The Elephant Man
Time Out says
Bradley Cooper stomps all over this flimsy play about disfigured Victorian John Merrick
I like Bradley Cooper. You probably like Bradley Cooper. And because we both like Bradley Cooper we can understand why he’d find it liberating to get away from the everyman roles that have made him a Hollywood A-lister and do something a little different on stage. But did it have to be ‘The Elephant Man’?
Bernard Pomerance’s play about the disfigured Victorian sideshow attraction-turned-society darling John Merrick was a big Broadway hit 35 years ago, famously accommodating David Bowie’s only major stage role. But it really hasn’t aged well. It’s a thin character study that moves at an unseemly clip – Merrick goes from stuttering enigma to articulate manchild in the space of about five minutes – and it tries to mask its lack of depth by lobbing in a scattershot barrage of existential questions at the end. It’s not a total dud. But it’s a superficial piece that crams too much into its slender running time.

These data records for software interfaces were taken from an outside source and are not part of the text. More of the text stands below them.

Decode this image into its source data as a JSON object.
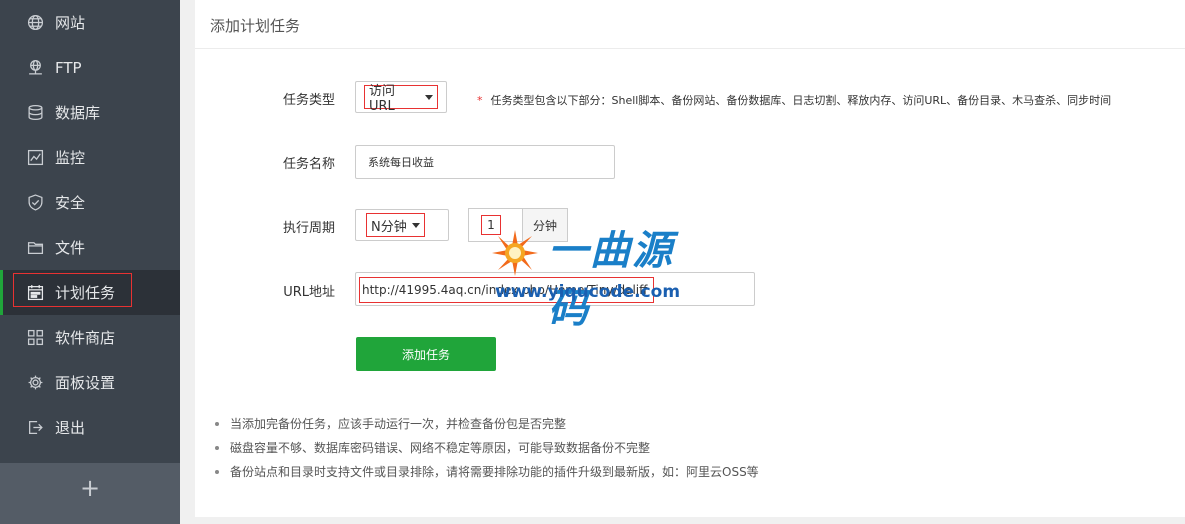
{
  "sidebar": {
    "items": [
      {
        "label": "网站",
        "icon": "globe-icon",
        "active": false
      },
      {
        "label": "FTP",
        "icon": "ftp-icon",
        "active": false
      },
      {
        "label": "数据库",
        "icon": "database-icon",
        "active": false
      },
      {
        "label": "监控",
        "icon": "monitor-icon",
        "active": false
      },
      {
        "label": "安全",
        "icon": "shield-icon",
        "active": false
      },
      {
        "label": "文件",
        "icon": "folder-icon",
        "active": false
      },
      {
        "label": "计划任务",
        "icon": "calendar-icon",
        "active": true
      },
      {
        "label": "软件商店",
        "icon": "grid-icon",
        "active": false
      },
      {
        "label": "面板设置",
        "icon": "gear-icon",
        "active": false
      },
      {
        "label": "退出",
        "icon": "logout-icon",
        "active": false
      }
    ],
    "add_label": "+"
  },
  "page": {
    "title": "添加计划任务"
  },
  "form": {
    "task_type": {
      "label": "任务类型",
      "value": "访问URL",
      "hint_star": "*",
      "hint": "任务类型包含以下部分：Shell脚本、备份网站、备份数据库、日志切割、释放内存、访问URL、备份目录、木马查杀、同步时间"
    },
    "task_name": {
      "label": "任务名称",
      "value": "系统每日收益"
    },
    "cycle": {
      "label": "执行周期",
      "value": "N分钟",
      "number": "1",
      "unit": "分钟"
    },
    "url": {
      "label": "URL地址",
      "value": "http://41995.4aq.cn/index.php/Home/Tiny/daliff"
    },
    "submit_label": "添加任务"
  },
  "notes": [
    "当添加完备份任务，应该手动运行一次，并检查备份包是否完整",
    "磁盘容量不够、数据库密码错误、网络不稳定等原因，可能导致数据备份不完整",
    "备份站点和目录时支持文件或目录排除，请将需要排除功能的插件升级到最新版，如：阿里云OSS等"
  ],
  "watermark": {
    "title": "一曲源码",
    "url": "www.yiqucode.com"
  },
  "colors": {
    "sidebar_bg": "#3c444d",
    "sidebar_active": "#2c3138",
    "accent_green": "#20a53a",
    "highlight_red": "#e83232"
  }
}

Famously, the role of Merrick involves no prosthetics or make-up. But in Scott Ellis’s wholesale Broadway transfer, that barely matters as Cooper trowels on the mannerisms: ruined hips, sagging face, one useless arm, a constant slobber and a strangely plummy voice. It is a formidably committed piece of Acting-with-a-capital-A, and in the likely event you’ve come purely to gawp at Cooper you’ll go home happy. But it made me uneasy: opening with a scene in which the buff star theatrically adopts Merrick’s disabilities one by one, it’s an ostentatiously full-on performance – bordering on ‘Tropic Thunder’s mythical ‘full retard’ – that draws our attention to the skill of actor, not the humanity of the man he’s playing.
I can’t help wonder what the difference is between Victorians paying to be titillated by a grotesque and millennials paying to be titillated by a Hollywood actor playing a grotesque (except we’re paying more).
Though the Victoriana of Ellis’s production feels very undercooked, the all-American cast generally acquit themselves well, and there are good turns from Alessandro Nivola as Frederick Treves, the dashing doctor who rescues Merrick from the streets, and Patricia Clarkson as Mrs Kendal, the actor who develops a strange, wistful bond with the so-called ‘Elephant Man’.
But ultimately their restrained performances feel superflous: everything else here is just a sideshow to the Bradley Cooper experience.